One book of black-and-white photos combined both, and in it was a feature on Colonial Williamsburg. There was a photo of fresh on a windowsill warmed by the lambent late-afternoon sun that always intrigued me.
They were root vegetables, I believe, and it seemed to me that they were waiting to be prepared for some deep and rich and earthy-tasting supper dish.
Poring over these books gave me a taste for home decorating or “shelter” books, especially those involving kitchens. I am always interested in the choice of food props. Bread, onions and artichokes? Berries, cheese and lemonade? Who decides? How do they decide? Do they look at kitchen color and come up with a contrast?
I remember looking hungrily at a fall table decorated with bittersweet. Atop the table were pewter tankards, probably filled with hard cider, a loaf of rustic bread, a hunk or two of cheese, and a bowl of apples.
It seemed like a fine fall meal to me.

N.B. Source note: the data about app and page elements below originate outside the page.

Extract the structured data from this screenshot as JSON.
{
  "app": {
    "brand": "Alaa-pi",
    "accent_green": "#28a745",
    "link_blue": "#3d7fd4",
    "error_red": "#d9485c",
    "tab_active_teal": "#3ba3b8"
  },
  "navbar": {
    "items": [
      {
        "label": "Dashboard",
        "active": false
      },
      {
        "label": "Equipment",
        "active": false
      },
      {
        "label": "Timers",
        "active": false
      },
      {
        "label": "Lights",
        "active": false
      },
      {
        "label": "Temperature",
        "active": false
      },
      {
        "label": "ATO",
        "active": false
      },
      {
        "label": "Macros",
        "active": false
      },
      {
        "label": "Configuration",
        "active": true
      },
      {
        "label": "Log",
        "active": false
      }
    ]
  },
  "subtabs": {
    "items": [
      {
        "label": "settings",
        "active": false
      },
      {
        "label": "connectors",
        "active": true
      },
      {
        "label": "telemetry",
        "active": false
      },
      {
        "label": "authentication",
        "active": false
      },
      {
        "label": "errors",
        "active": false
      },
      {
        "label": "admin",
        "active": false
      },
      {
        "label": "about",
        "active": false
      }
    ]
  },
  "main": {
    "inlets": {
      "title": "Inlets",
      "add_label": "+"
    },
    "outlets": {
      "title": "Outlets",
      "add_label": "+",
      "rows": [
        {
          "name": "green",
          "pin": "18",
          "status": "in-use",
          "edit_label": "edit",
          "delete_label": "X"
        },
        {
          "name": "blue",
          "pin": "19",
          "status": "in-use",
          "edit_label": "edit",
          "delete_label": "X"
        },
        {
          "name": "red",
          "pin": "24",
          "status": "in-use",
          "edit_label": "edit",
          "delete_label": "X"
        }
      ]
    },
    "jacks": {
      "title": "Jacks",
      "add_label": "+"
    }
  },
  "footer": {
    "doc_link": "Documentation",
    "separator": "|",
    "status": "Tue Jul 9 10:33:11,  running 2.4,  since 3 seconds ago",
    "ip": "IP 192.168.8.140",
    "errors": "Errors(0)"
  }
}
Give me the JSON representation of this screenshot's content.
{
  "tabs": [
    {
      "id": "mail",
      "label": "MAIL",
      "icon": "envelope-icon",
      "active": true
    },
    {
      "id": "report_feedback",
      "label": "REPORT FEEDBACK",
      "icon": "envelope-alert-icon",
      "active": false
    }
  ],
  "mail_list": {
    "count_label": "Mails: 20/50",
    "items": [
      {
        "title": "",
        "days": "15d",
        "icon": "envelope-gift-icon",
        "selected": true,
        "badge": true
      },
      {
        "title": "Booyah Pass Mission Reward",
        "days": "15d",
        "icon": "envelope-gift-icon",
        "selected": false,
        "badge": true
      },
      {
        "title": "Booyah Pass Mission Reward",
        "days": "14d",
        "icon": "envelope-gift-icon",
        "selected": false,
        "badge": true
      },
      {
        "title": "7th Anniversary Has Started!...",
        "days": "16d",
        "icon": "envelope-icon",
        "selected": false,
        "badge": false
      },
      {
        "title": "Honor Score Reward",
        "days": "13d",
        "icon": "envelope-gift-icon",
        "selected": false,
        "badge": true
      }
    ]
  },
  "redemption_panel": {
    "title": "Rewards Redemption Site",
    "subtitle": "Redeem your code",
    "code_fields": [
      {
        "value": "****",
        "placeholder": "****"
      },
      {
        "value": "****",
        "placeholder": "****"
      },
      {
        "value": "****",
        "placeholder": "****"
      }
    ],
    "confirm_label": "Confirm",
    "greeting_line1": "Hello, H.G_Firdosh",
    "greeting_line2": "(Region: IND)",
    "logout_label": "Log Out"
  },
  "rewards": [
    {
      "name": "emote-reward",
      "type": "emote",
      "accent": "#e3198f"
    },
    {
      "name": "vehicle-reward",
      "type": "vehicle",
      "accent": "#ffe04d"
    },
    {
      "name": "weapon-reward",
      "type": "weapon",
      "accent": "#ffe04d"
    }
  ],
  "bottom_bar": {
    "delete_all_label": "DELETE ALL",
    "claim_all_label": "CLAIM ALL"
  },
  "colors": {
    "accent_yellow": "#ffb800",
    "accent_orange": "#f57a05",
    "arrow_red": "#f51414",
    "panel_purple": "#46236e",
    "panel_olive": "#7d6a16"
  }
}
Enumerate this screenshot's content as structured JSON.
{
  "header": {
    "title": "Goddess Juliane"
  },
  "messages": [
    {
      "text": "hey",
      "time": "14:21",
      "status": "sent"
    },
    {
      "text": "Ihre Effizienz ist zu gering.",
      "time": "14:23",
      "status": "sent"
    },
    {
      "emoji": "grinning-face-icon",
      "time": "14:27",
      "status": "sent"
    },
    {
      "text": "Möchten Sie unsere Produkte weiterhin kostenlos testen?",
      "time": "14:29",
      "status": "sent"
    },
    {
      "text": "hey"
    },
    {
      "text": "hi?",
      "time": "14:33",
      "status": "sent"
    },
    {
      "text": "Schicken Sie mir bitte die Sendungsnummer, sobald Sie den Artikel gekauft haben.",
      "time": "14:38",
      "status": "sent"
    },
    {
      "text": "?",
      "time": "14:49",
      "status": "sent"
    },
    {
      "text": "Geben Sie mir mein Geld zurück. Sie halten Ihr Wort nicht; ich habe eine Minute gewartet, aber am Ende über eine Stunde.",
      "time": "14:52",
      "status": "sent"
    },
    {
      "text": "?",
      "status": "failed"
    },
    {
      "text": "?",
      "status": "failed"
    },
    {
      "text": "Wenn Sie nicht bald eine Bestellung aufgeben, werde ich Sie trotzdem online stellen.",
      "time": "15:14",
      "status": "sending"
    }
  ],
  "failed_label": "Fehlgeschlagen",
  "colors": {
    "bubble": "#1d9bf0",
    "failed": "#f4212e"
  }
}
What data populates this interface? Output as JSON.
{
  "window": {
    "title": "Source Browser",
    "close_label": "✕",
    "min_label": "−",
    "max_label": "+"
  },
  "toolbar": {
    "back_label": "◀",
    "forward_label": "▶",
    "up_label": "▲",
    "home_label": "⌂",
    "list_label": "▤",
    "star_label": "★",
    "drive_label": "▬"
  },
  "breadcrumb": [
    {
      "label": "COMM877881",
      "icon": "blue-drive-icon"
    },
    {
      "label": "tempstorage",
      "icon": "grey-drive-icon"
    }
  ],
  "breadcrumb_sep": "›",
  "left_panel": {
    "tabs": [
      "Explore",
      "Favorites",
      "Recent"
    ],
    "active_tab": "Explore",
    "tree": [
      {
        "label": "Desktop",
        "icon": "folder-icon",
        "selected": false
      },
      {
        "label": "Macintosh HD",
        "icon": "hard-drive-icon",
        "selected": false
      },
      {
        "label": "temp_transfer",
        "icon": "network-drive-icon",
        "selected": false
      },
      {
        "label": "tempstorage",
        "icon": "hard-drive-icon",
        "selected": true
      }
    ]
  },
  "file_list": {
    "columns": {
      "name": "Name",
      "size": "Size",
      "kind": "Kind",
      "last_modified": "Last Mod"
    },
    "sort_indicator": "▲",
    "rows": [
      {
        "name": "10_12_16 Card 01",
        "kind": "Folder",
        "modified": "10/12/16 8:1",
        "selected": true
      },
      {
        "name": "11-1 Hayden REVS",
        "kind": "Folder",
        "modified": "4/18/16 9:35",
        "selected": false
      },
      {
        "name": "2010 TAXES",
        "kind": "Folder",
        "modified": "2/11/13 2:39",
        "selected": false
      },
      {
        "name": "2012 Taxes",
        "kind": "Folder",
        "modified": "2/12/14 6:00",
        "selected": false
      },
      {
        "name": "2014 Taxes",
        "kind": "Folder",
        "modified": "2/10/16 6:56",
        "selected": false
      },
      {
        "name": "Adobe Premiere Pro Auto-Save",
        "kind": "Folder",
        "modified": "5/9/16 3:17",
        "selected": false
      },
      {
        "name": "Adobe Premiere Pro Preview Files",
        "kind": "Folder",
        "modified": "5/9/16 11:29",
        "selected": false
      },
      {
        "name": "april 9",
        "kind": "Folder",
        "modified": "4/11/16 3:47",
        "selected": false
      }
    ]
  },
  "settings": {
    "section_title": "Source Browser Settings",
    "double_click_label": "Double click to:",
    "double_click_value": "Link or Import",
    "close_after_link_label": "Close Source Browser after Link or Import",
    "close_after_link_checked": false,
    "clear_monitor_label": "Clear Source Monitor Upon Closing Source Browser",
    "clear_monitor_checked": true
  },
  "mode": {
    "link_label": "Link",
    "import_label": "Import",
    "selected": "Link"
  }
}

When I was 16 years old, we piled into the car with Grandma Annie on an October afternoon and visited my grandfather’s sister, Annie’s sister-in-law, who lived on an 1870s-era farmstead 30 miles into the country.
Before we left, Frances prepared an impromptu meal of ham, cheese, rolls, applesauce and cold milk. This humble meal has remained a favorite of mine on busy fall weekends.
In Paris, we had a kitchen window that looked out on an airshaft. Just before 5:30 p.m., the light was right for food photography. I shot this photo of a baguette and some aromatic Pont L’Eveque cheese with a bottle of wine after a long afternoon in the Marais. I like the way the shadows add depth to the food.
It tasted wonderful, too.